[Information given Boundary: Start]

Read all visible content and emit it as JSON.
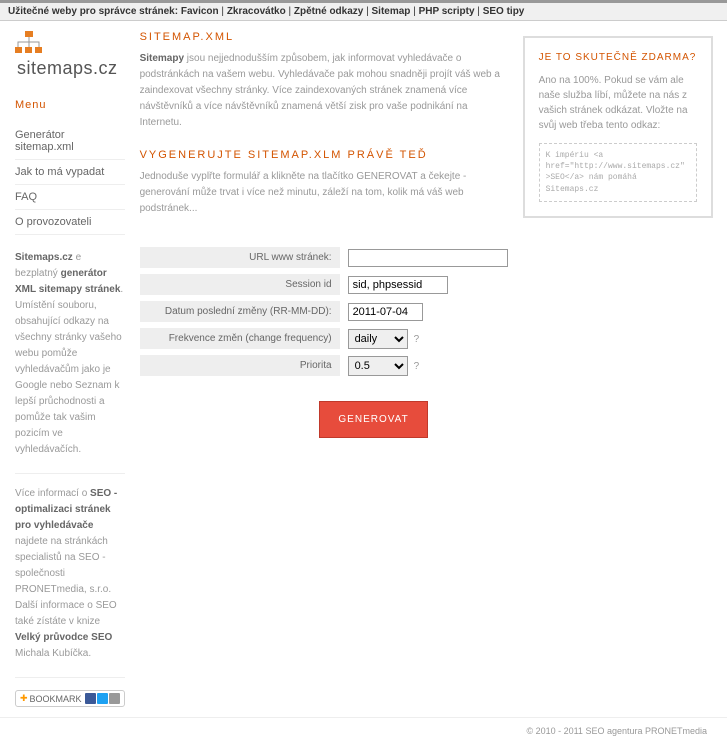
{
  "topbar": {
    "label": "Užitečné weby pro správce stránek:",
    "links": [
      "Favicon",
      "Zkracovátko",
      "Zpětné odkazy",
      "Sitemap",
      "PHP scripty",
      "SEO tipy"
    ]
  },
  "logo": {
    "text1": "sitemaps",
    "text2": ".cz"
  },
  "menu": {
    "title": "Menu",
    "items": [
      "Generátor sitemap.xml",
      "Jak to má vypadat",
      "FAQ",
      "O provozovateli"
    ]
  },
  "side1": {
    "html": "Sitemaps.cz e bezplatný generátor XML sitemapy stránek. Umístění souboru, obsahující odkazy na všechny stránky vašeho webu pomůže vyhledávačům jako je Google nebo Seznam k lepší průchodnosti a pomůže tak vašim pozicím ve vyhledávačích.",
    "b1": "Sitemaps.cz",
    "b2": "generátor XML sitemapy stránek"
  },
  "side2": {
    "text": "Více informací o SEO - optimalizaci stránek pro vyhledávače najdete na stránkách specialistů na SEO - společnosti PRONETmedia, s.r.o. Další informace o SEO také zístáte v knize Velký průvodce SEO Michala Kubíčka.",
    "b1": "SEO - optimalizaci stránek pro vyhledávače",
    "b2": "Velký průvodce SEO"
  },
  "bookmark": "BOOKMARK",
  "main": {
    "h1": "SITEMAP.XML",
    "p1b": "Sitemapy",
    "p1": " jsou nejjednodušším způsobem, jak informovat vyhledávače o podstránkách na vašem webu. Vyhledávače pak mohou snadněji projít váš web a zaindexovat všechny stránky. Více zaindexovaných stránek znamená více návštěvníků a více návštěvníků znamená větší zisk pro vaše podnikání na Internetu.",
    "h2": "VYGENERUJTE SITEMAP.XLM PRÁVĚ TEĎ",
    "p2": "Jednoduše vyplřte formulář a klikněte na tlačítko GENEROVAT a čekejte - generování může trvat i více než minutu, záleží na tom, kolik má váš web podstránek..."
  },
  "form": {
    "url_label": "URL www stránek:",
    "url_value": "",
    "session_label": "Session id",
    "session_value": "sid, phpsessid",
    "date_label": "Datum poslední změny (RR-MM-DD):",
    "date_value": "2011-07-04",
    "freq_label": "Frekvence změn (change frequency)",
    "freq_value": "daily",
    "prio_label": "Priorita",
    "prio_value": "0.5",
    "button": "GENEROVAT"
  },
  "rightbox": {
    "title": "JE TO SKUTEČNĚ ZDARMA?",
    "text": "Ano na 100%. Pokud se vám ale naše služba líbí, můžete na nás z vašich stránek odkázat. Vložte na svůj web třeba tento odkaz:",
    "code": "K impériu <a href=\"http://www.sitemaps.cz\">SEO</a> nám pomáhá Sitemaps.cz"
  },
  "footer": "© 2010 - 2011 SEO agentura PRONETmedia"
}
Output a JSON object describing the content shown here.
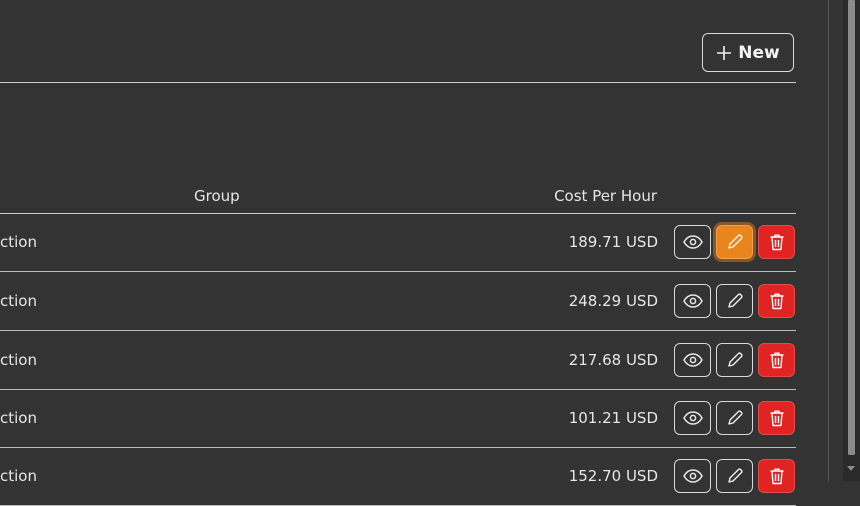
{
  "toolbar": {
    "new_label": "New"
  },
  "table": {
    "columns": {
      "group": "Group",
      "cost": "Cost Per Hour"
    },
    "rows": [
      {
        "name": "ction",
        "cost": "189.71 USD"
      },
      {
        "name": "ction",
        "cost": "248.29 USD"
      },
      {
        "name": "ction",
        "cost": "217.68 USD"
      },
      {
        "name": "ction",
        "cost": "101.21 USD"
      },
      {
        "name": "ction",
        "cost": "152.70 USD"
      }
    ]
  },
  "icons": {
    "view": "eye-icon",
    "edit": "pencil-icon",
    "delete": "trash-icon",
    "new": "plus-icon"
  },
  "colors": {
    "background": "#333333",
    "delete": "#e02424",
    "edit_active": "#e8851c"
  }
}
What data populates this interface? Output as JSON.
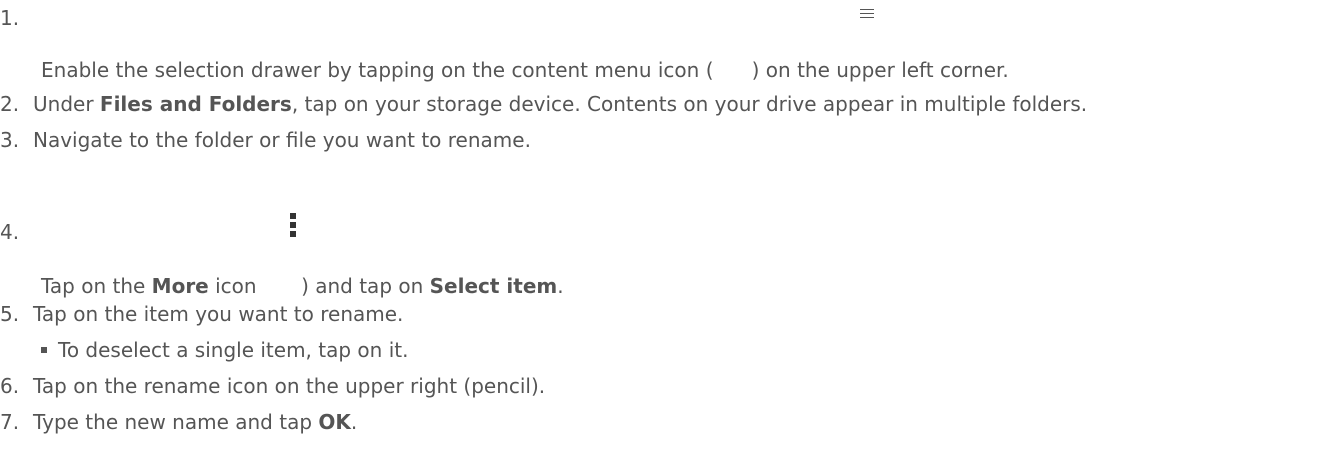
{
  "steps": [
    {
      "number": "1.",
      "text": "Enable the selection drawer by tapping on the content menu icon (      ) on the upper left corner."
    },
    {
      "number": "2.",
      "pre": "Under ",
      "bold": "Files and Folders",
      "post": ", tap on your storage device. Contents on your drive appear in multiple folders."
    },
    {
      "number": "3.",
      "text": "Navigate to the folder or file you want to rename."
    },
    {
      "number": "4.",
      "pre": "Tap on the ",
      "bold1": "More",
      "mid": " icon       ) and tap on ",
      "bold2": "Select item",
      "post": "."
    },
    {
      "number": "5.",
      "text": "Tap on the item you want to rename."
    },
    {
      "bullet": "To deselect a single item, tap on it."
    },
    {
      "number": "6.",
      "text": "Tap on the rename icon on the upper right (pencil)."
    },
    {
      "number": "7.",
      "pre": "Type the new name and tap ",
      "bold": "OK",
      "post": "."
    }
  ],
  "icons": {
    "content_menu": "menu-icon",
    "more": "more-vertical-icon"
  }
}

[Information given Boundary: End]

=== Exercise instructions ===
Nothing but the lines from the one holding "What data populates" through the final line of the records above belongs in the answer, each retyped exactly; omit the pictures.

=== Task output ===
What data populates this interface? Output as JSON.
{
  "steps": [
    {
      "number": "1.",
      "text": "Enable the selection drawer by tapping on the content menu icon (      ) on the upper left corner."
    },
    {
      "number": "2.",
      "pre": "Under ",
      "bold": "Files and Folders",
      "post": ", tap on your storage device. Contents on your drive appear in multiple folders."
    },
    {
      "number": "3.",
      "text": "Navigate to the folder or file you want to rename."
    },
    {
      "number": "4.",
      "pre": "Tap on the ",
      "bold1": "More",
      "mid": " icon       ) and tap on ",
      "bold2": "Select item",
      "post": "."
    },
    {
      "number": "5.",
      "text": "Tap on the item you want to rename."
    },
    {
      "bullet": "To deselect a single item, tap on it."
    },
    {
      "number": "6.",
      "text": "Tap on the rename icon on the upper right (pencil)."
    },
    {
      "number": "7.",
      "pre": "Type the new name and tap ",
      "bold": "OK",
      "post": "."
    }
  ],
  "icons": {
    "content_menu": "menu-icon",
    "more": "more-vertical-icon"
  }
}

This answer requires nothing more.